**AIM OF THE EXERCISE**
For the word "Seconds", count the lines below that contain it. Give the number alone.

**SOURCE MATERIAL**

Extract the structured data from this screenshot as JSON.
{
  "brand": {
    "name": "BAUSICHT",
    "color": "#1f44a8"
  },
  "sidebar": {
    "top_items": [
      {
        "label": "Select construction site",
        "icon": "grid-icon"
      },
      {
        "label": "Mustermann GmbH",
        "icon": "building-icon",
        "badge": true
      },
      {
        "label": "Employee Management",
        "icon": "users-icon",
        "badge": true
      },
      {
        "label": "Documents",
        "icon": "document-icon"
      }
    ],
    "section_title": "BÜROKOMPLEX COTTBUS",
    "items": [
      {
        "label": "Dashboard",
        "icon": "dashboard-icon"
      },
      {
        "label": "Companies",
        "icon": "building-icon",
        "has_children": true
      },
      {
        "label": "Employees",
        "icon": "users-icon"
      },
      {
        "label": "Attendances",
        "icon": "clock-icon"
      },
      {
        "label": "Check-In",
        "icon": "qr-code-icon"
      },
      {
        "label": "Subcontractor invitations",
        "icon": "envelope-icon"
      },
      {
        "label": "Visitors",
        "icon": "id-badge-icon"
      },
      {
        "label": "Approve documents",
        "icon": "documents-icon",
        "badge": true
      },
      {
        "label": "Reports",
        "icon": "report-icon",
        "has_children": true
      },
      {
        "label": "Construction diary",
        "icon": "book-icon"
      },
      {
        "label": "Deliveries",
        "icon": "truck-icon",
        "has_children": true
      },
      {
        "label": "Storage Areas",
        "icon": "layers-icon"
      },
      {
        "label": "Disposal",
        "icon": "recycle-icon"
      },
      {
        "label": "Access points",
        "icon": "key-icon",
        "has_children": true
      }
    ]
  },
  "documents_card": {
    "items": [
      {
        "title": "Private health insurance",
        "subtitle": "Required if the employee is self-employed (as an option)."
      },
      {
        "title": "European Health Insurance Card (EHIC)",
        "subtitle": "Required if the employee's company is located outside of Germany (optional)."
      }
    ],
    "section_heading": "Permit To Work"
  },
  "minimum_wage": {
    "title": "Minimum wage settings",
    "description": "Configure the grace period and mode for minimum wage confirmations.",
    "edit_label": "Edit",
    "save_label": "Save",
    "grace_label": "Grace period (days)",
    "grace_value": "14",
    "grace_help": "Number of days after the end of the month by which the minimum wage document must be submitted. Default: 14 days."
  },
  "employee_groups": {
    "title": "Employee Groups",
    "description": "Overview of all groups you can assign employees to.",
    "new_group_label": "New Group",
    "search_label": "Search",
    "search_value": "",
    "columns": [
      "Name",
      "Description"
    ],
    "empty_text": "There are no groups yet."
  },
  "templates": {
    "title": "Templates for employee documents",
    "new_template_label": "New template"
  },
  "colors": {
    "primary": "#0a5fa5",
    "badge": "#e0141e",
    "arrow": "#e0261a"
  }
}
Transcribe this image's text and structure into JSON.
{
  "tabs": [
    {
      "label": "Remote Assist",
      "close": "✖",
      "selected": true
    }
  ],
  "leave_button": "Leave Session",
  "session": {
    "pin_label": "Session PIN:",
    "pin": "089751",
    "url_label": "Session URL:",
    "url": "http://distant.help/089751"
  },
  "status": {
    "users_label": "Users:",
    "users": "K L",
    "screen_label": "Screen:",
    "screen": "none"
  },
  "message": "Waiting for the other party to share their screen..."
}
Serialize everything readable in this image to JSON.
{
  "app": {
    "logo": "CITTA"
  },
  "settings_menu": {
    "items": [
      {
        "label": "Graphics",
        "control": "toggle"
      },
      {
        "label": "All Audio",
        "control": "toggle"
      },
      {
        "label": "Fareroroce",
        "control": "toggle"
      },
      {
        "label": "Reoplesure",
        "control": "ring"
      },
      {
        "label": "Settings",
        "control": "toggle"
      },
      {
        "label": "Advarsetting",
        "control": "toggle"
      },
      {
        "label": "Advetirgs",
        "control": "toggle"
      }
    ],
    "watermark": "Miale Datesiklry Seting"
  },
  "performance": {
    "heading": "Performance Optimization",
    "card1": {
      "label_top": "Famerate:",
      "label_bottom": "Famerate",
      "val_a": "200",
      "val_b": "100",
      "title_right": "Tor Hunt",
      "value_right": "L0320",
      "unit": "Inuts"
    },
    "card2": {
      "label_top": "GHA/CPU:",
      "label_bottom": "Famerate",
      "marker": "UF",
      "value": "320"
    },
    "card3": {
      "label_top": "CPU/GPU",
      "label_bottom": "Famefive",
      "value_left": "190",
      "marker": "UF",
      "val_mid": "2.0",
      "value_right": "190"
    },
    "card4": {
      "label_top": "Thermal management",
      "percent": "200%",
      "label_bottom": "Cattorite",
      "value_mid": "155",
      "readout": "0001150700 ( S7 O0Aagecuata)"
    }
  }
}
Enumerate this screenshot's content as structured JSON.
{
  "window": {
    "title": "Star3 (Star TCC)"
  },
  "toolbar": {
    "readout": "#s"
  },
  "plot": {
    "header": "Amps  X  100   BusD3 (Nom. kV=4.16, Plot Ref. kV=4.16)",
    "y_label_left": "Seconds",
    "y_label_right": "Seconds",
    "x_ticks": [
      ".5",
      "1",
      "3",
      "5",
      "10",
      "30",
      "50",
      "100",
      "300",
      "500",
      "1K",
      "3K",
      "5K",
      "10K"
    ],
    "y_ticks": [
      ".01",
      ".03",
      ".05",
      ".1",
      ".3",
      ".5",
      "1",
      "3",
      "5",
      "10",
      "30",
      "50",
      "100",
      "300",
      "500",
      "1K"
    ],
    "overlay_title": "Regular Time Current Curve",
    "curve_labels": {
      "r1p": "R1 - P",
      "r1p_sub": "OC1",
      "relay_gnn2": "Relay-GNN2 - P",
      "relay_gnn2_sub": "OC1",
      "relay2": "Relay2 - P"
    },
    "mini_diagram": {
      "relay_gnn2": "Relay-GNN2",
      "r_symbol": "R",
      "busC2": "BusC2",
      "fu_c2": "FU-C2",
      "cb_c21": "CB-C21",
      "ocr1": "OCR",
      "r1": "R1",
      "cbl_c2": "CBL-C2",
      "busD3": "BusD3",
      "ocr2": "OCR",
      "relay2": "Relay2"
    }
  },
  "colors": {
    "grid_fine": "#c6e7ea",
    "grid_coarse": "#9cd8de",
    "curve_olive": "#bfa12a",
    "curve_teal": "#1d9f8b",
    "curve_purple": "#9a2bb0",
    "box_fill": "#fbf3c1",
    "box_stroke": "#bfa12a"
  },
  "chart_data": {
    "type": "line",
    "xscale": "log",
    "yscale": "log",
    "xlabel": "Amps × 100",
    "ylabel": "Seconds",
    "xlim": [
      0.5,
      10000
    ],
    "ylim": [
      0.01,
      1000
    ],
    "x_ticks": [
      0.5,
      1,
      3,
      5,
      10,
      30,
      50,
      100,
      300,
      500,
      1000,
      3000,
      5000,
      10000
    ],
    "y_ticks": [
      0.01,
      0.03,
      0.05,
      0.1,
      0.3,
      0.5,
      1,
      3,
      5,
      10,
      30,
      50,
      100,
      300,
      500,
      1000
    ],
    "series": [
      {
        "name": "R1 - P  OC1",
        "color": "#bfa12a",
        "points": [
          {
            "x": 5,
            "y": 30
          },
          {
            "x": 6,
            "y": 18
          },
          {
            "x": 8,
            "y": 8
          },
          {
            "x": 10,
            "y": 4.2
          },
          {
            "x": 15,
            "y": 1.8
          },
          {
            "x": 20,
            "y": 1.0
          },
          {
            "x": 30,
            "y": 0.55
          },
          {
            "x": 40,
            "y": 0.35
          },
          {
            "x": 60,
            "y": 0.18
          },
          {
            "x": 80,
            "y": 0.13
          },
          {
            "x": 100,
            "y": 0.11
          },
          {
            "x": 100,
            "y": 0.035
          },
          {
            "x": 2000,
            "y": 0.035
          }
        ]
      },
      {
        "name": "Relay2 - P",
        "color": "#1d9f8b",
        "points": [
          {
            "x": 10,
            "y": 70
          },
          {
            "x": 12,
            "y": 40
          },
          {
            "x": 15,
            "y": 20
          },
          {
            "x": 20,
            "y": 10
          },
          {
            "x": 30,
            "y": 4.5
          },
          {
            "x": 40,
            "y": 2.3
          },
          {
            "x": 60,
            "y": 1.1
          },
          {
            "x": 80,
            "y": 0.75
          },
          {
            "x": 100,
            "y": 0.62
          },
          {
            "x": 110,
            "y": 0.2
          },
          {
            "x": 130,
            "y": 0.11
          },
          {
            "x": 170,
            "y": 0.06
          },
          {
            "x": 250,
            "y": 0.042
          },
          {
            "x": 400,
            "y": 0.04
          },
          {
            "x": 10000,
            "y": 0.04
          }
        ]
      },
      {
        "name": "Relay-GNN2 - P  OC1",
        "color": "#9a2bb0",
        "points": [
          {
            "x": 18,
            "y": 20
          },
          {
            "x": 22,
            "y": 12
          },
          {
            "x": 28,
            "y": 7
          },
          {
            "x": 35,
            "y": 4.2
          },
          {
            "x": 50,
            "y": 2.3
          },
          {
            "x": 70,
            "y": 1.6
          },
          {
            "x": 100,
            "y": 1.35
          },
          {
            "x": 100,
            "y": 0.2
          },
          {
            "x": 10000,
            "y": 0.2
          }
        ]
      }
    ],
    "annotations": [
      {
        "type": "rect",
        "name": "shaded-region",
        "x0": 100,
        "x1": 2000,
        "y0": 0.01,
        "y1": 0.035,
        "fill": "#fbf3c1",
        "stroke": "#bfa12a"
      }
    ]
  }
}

**RESULT OF THE TASK**
3